“The world is indeed full of peril, and in it there are many dark places; but still there is much that is fair, and though in all lands love is now mingled with grief, it grows perhaps the greater.”
J R R Tolkien, The Fellowship of the Ring
When I first read The Fellowship of the Ring, I highly doubt that I truly appreciated the significance of that particular statement, but its relevance to our current circumstances is remarkable.
The world is, and always has been, full of danger; it’s just that now it seems more dangerous than we have, perhaps, become accustomed to. The challenge is to find that which is fair in it – even when it seems surrounded by the darkness. For in that is Hope.
Doesn’t Hope become more “precious” in times such as these? What can you find in today to be “my precious”?
Has it really only been a week since Lockdown started? It feels twice that. I’ve not seen the news much today but, when I have, I was pretty surprised actually to see that the Prime Minister has written to every household in the UK, apparently indicating that tougher lockdown restrictions may soon have to be introduced.
A letter from the Prime Minister to every household?
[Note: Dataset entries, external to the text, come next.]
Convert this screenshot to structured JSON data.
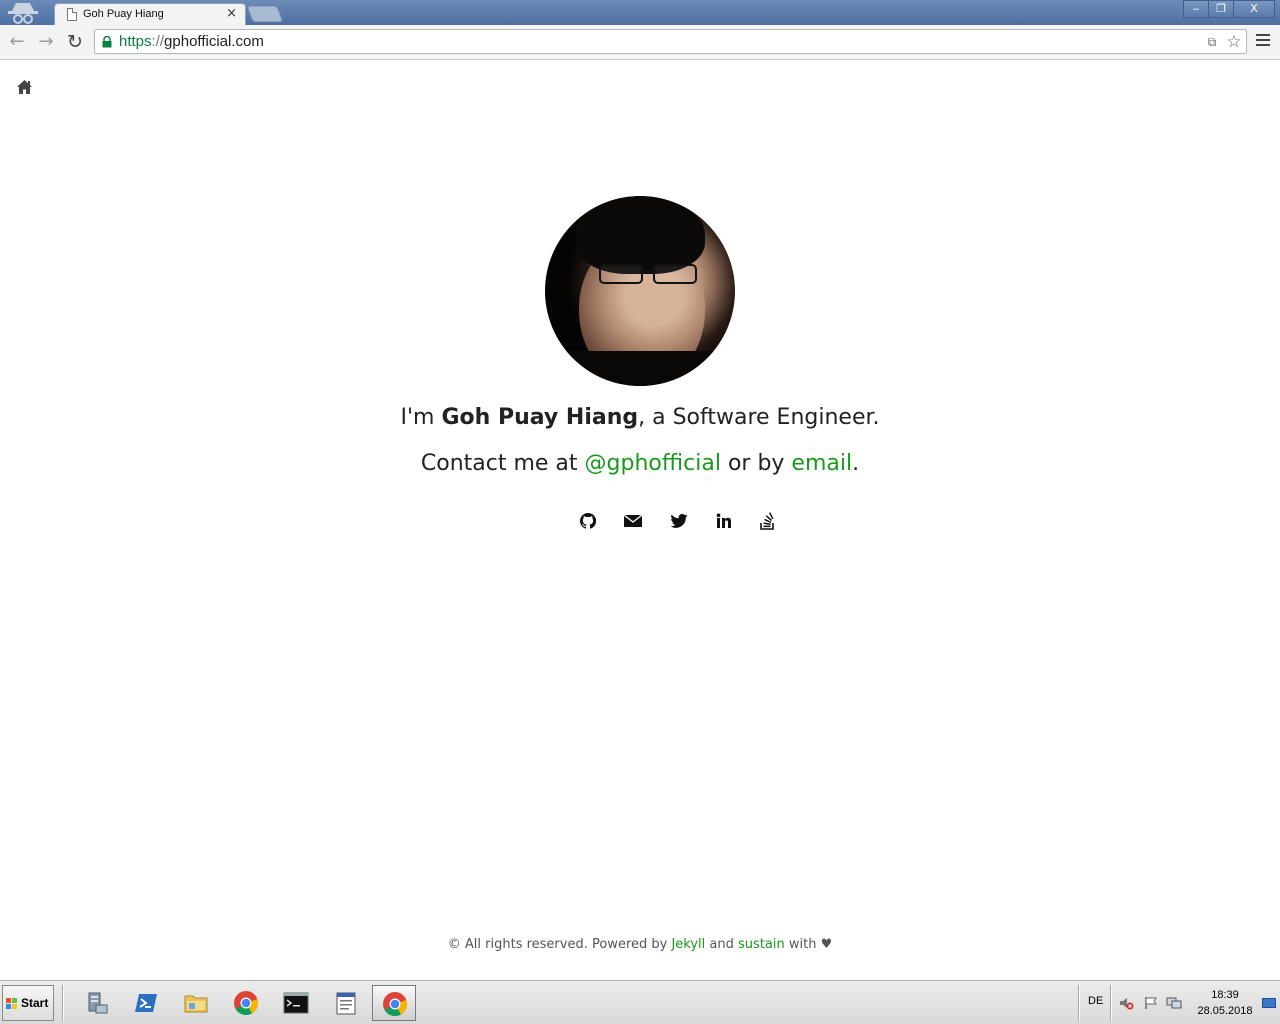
{
  "browser": {
    "tab_title": "Goh Puay Hiang",
    "tab_close": "×",
    "url_scheme": "https",
    "url_sep": "://",
    "url_host": "gphofficial.com",
    "window_minimize": "‒",
    "window_maximize": "❐",
    "window_close": "X",
    "back_icon": "←",
    "forward_icon": "→",
    "reload_icon": "↻",
    "star_icon": "☆",
    "translate_icon": "⧉"
  },
  "page": {
    "intro_prefix": "I'm ",
    "name": "Goh Puay Hiang",
    "intro_suffix": ", a Software Engineer.",
    "contact_prefix": "Contact me at ",
    "twitter_handle": "@gphofficial",
    "contact_middle": " or by ",
    "email_link": "email",
    "contact_suffix": ".",
    "socials": [
      "github",
      "email",
      "twitter",
      "linkedin",
      "stackoverflow"
    ],
    "link_color": "#1a9a1a"
  },
  "footer": {
    "prefix": "© All rights reserved. Powered by ",
    "jekyll": "Jekyll",
    "and": " and ",
    "sustain": "sustain",
    "suffix": " with ♥"
  },
  "taskbar": {
    "start_label": "Start",
    "language": "DE",
    "time": "18:39",
    "date": "28.05.2018",
    "apps": [
      "server-manager",
      "powershell",
      "explorer",
      "chrome",
      "cmd",
      "notepad",
      "chrome-active"
    ]
  }
}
Probably not unheard of ever but almost certainly a rare occurrence.
Tougher lockdown in other countries has meant people in some places not being allowed out at all, heftier fines and an increased military presence. Honestly, I think it’s just a matter of time before these tighter restrictions have to be introduced here too.
And no sign of Lockdown lifting anytime soon either it seems, with even the most optimistic estimates suggesting that they’ll last throughout May at least.
In case you’re running out of things to do, I’ve added a couple of videos to our YouTube channel under the playlist, Learn to Read Tarot Series. Even if you’re not thinking of learning to become a reader yourself, you might find it interesting to check the series out as there are a lot of misconceptions out there about what tarot cards are and how they work. And who knows, you might discover a new hobby:
With 78 cards to get through, it should keep us going for a while!
And don’t worry if you don’t have a tarot deck of your own. Why not make one? Get a piece of paper and a pair of scissors and cut 78 “cards” out. For now, just write the names of each of the cards on each of the cards you’ve cut out. The first 22 cards will be your Major Arcana, as follows:
0 – The Fool
1 – The Magician
2 – The High Priestess
3 – The Empress
4 – The Emperor
5 – The Hierophant
6 – The Lovers
7 – The Chariot
8 – Strength
9 – The Hermit
10 – Wheel of Fortune
11 – Justice
12 – The Hanged Man
13 – Death
14 – Temperance
15 – The Devil
16 – The Tower
17 – The Star
18 – The Moon
19 – The Sun
20 – Judgement
21 – The World
The rest of the cards are divided into 4 suits of 10 cards numbered one through 10 plus 4 Court cards in each suit, Page, Knight, Queen and King. The suits are:
You won’t really be able to shuffle in the traditional sense but you can “stir” the cards round and round, face-down and select your cards that way. And now you’re all set to learn how to read tarot!